But that’s exactly what the Federal Housing Finance Agency under Director Mel Watt approved, according to filings made Wednesday with the Securities and Exchange Commission. Fannie CEO Timothy J. Mayopoulos and Freddie’s Donald Layton would have a total target compensation of $4 million a year each, effective Wednesday. Their pay had been capped at $600,000 annually.
Forget for a minute that these government-backed mortgage giants took $180 billion in bailout funds and were guaranteed $400 billion. Consider some comparisons:
At $4 million, Layton and Mayopoulos aren’t raking it in compared with other CEOs. They’d be paid in the bottom third of the 300 highest-paid CEOs as measured by the The Wall Street Journal’s compensation survey.
But these are not exactly the private-sector companies the WSJ examines. Fannie and Freddie were established by the government to create liquidity in the mortgage market and provide home ownership to citizens. They are heavily regulated and under conservatorship by Watt’s FHFA. Watt reports to the president and Congress. Fannie and Freddie are more like Amtrak or the U.S. Postal Service than they are Bank of America Corp. BAC, -1.83%
Even if Layton and Mayopoulos were private-sector CEOs, they would be paid more than Jeff Stevens, CEO of Western Refining Inc. WNR, -0.51% a company that produced $559 million in profit last year, and more than A.G Lafley, the CEO of Procter & Gamble PG, +0.14% Lafley made just $1.8 million in total compensation last year. His company reported an $11.6 billion profit.
Fannie reported net income of $14.2 billion last year; Freddie, $7.7 billion profit. Combined, about a third of their profits was returned to the government.
The U.S. Treasury Department, under Jack Lew, has been critical of the raises as “not appropriate.” The White House, of all places, summed up the criticism.
“These entities are different than some of the financial entities you see in the private sector,” Josh Earnest, the White House press secretary, said in May. “They benefit significantly from a backstop that is provided by the taxpayer.”
Watt and FHFA directors have defended the raises as essential to the retention of Layton and Mayopoulos. But those CEOs don’t take the risks of private-sector CEOs. Their business is guided by strict rules of how much and what types of mortgages they can buy. In the end, they’re just managers of a subsidiary to the biggest corporation of all, the U.S. government.

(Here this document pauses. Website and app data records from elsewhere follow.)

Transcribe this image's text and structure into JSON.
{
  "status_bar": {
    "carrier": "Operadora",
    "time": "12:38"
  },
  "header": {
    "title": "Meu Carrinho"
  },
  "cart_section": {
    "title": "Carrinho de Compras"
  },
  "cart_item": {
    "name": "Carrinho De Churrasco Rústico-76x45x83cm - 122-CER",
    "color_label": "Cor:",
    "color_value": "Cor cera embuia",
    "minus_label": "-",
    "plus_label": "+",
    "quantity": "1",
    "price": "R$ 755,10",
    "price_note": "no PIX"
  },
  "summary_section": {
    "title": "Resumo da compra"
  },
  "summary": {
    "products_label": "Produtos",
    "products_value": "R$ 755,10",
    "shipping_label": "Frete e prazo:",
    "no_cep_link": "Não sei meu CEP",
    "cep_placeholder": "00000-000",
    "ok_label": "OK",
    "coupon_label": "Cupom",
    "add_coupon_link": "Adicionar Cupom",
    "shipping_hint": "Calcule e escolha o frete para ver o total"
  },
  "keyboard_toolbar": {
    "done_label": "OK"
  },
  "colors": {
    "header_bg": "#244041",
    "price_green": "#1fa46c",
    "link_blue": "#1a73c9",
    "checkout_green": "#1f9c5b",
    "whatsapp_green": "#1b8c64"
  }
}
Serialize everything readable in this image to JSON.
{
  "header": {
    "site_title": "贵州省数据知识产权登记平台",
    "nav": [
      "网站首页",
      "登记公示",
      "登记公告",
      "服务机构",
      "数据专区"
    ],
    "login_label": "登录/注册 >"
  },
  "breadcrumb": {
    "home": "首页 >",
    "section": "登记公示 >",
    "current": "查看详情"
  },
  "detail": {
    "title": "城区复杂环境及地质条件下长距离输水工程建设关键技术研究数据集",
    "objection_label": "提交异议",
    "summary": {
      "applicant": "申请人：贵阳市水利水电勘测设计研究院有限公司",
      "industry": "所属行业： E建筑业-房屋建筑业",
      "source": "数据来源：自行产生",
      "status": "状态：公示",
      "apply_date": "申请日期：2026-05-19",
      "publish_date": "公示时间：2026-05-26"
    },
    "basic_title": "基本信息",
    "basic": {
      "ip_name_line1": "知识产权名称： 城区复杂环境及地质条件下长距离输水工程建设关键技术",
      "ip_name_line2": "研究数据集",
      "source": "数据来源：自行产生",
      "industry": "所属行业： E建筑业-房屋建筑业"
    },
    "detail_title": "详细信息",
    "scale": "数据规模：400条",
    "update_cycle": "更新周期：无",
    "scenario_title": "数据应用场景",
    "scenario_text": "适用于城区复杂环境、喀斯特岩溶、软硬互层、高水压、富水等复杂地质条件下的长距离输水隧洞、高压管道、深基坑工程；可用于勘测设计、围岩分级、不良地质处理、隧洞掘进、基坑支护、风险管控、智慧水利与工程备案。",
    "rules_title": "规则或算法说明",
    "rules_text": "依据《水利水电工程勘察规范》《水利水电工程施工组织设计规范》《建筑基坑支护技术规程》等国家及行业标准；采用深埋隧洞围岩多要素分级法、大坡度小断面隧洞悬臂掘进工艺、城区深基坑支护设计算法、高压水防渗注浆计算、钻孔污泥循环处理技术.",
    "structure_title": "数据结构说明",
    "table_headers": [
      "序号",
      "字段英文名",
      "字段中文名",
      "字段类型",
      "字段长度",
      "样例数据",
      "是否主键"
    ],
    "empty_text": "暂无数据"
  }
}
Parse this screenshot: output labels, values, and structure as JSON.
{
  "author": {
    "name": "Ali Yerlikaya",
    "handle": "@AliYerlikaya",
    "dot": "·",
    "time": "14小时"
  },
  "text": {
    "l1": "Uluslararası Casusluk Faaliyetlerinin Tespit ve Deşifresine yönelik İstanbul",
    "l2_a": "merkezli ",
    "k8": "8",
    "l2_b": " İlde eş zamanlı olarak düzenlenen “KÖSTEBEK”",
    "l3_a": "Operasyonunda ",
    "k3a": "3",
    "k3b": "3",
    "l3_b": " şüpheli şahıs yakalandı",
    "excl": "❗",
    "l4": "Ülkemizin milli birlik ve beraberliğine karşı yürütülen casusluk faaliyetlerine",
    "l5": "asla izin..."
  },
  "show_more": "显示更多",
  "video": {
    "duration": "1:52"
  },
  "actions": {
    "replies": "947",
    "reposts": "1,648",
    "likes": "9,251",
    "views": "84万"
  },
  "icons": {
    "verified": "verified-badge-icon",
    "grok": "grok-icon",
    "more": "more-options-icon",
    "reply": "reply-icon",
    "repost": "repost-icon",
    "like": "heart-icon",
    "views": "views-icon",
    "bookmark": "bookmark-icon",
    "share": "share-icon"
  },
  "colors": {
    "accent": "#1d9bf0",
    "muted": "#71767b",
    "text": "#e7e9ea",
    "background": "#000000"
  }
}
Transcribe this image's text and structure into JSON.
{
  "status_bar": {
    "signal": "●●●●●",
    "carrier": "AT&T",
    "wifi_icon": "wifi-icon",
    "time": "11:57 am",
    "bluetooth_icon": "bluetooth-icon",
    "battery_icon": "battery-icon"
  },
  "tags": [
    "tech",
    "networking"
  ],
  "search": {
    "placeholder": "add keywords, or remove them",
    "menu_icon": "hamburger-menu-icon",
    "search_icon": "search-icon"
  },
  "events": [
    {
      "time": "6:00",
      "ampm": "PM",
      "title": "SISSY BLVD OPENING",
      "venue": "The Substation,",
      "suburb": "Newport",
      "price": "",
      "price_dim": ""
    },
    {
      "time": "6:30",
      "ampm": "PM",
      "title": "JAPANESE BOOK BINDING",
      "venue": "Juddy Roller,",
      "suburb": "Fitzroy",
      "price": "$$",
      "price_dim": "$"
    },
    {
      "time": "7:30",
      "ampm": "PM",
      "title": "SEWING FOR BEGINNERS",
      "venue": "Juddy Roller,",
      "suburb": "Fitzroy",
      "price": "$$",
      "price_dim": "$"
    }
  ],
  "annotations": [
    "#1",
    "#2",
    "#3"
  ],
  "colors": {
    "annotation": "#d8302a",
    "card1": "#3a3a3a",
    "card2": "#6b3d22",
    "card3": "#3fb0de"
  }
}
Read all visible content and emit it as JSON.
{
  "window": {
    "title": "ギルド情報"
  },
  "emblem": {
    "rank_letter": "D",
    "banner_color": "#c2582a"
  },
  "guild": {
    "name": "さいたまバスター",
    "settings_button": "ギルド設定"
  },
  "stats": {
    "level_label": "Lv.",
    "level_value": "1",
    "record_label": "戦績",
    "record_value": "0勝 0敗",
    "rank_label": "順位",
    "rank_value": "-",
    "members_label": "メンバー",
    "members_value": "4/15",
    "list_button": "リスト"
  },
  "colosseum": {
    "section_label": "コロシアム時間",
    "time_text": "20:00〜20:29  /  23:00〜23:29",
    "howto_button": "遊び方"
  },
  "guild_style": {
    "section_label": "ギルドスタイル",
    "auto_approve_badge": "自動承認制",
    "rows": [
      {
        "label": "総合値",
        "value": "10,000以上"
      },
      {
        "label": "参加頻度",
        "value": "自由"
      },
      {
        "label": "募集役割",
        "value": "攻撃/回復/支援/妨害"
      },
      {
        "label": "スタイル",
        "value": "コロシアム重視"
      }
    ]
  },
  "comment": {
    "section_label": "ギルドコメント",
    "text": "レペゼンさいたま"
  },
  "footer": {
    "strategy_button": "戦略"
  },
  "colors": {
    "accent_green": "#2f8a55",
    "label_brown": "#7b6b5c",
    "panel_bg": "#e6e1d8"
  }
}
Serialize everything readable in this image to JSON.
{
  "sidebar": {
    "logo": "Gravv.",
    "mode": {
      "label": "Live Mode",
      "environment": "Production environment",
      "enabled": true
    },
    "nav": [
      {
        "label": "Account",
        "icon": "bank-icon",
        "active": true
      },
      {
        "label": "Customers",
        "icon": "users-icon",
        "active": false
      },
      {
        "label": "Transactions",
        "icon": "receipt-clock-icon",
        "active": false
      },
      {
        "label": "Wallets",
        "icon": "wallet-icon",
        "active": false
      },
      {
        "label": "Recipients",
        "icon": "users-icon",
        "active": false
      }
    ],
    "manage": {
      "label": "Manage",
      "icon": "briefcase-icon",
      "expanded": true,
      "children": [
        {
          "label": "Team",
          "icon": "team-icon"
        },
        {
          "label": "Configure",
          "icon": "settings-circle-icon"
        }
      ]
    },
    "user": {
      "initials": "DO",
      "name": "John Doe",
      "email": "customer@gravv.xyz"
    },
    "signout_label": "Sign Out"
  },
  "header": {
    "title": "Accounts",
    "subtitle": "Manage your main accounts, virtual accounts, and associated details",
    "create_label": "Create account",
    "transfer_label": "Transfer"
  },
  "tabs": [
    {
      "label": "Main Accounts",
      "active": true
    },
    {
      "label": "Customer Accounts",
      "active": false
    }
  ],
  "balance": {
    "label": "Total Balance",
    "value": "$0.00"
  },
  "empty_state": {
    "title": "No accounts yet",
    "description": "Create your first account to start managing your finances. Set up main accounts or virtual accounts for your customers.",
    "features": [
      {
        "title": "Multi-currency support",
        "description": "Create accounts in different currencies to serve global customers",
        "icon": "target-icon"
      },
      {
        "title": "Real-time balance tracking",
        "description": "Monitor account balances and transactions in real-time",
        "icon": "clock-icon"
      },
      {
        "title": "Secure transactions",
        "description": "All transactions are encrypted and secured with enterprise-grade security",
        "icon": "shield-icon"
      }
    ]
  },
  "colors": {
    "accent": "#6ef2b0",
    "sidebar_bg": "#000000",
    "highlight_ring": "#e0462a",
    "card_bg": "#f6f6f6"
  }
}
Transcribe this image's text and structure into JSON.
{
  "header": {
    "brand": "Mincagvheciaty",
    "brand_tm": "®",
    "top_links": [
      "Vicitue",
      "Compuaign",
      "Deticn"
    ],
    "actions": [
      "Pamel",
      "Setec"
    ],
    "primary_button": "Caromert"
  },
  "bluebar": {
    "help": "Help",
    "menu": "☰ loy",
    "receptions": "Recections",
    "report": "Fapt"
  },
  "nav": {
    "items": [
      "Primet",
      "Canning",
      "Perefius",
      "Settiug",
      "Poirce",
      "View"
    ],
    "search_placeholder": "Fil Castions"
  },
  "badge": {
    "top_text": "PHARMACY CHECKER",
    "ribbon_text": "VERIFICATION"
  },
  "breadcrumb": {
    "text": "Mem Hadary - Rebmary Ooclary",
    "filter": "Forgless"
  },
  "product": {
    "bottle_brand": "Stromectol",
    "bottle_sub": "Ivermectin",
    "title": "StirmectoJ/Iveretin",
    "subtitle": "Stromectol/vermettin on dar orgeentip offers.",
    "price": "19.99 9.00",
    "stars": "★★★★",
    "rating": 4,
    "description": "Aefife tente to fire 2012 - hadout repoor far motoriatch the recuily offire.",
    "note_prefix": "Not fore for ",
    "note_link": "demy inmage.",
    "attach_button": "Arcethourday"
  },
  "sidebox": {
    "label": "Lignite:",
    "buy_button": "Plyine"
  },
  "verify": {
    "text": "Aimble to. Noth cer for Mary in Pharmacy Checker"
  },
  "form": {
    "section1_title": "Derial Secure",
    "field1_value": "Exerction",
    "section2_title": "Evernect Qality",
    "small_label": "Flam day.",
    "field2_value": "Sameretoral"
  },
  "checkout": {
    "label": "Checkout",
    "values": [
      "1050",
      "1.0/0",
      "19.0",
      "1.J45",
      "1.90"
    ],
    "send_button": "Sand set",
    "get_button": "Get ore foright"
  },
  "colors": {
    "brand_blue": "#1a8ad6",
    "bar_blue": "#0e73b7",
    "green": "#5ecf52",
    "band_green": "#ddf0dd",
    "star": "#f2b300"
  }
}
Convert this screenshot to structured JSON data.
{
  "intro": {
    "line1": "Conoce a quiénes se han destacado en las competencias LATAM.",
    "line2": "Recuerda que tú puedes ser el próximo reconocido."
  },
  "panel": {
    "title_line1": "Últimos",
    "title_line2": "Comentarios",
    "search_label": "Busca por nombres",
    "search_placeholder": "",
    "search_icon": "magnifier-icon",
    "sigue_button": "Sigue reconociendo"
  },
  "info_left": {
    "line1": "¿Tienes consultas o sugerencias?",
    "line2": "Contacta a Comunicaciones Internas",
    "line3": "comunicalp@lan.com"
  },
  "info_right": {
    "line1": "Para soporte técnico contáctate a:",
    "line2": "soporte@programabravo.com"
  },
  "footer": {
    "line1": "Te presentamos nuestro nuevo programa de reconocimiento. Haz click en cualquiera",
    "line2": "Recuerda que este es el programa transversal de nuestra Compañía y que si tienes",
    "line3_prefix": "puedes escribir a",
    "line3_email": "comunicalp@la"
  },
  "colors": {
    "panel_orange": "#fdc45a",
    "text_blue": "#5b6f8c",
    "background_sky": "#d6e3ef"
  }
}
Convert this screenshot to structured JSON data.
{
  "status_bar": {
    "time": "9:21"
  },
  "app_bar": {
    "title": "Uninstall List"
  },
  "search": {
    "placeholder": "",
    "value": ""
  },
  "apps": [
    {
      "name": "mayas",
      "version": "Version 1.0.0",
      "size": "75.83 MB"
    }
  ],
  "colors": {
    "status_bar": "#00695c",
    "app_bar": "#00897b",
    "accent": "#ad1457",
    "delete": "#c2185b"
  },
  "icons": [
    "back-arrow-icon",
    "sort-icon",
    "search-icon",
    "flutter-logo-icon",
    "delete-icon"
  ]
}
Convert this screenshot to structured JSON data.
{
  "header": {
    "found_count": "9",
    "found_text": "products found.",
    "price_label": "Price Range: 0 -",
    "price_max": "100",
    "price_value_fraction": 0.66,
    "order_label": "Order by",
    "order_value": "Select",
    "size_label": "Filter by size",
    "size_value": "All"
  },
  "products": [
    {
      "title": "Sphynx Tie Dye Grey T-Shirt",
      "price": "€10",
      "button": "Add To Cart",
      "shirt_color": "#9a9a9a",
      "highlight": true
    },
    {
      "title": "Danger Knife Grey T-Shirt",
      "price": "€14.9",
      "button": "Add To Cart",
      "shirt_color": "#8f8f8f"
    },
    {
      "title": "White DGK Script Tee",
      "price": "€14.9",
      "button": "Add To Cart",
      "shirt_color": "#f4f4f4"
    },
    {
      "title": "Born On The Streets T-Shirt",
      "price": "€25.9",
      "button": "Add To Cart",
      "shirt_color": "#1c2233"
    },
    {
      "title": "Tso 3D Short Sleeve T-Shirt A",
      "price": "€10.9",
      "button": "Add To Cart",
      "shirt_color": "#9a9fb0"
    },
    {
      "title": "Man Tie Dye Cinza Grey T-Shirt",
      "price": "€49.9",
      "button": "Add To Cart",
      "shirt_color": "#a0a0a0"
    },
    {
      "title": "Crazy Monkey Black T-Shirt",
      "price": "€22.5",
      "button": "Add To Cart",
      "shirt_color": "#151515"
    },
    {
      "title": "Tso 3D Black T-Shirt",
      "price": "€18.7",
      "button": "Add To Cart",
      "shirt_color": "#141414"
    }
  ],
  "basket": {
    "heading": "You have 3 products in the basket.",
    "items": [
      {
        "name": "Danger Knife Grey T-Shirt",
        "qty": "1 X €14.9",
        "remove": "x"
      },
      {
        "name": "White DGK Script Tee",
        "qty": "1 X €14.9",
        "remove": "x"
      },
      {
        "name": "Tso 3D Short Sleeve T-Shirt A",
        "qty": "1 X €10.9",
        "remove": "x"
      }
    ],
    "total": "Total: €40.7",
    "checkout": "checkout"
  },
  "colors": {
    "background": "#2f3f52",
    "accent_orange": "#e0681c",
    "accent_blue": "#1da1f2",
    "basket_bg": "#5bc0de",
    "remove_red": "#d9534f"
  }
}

FHFA and Watt need to stop pretending these entities are big banks. They’re big government. And those who work in government are public servants — and should be paid that way.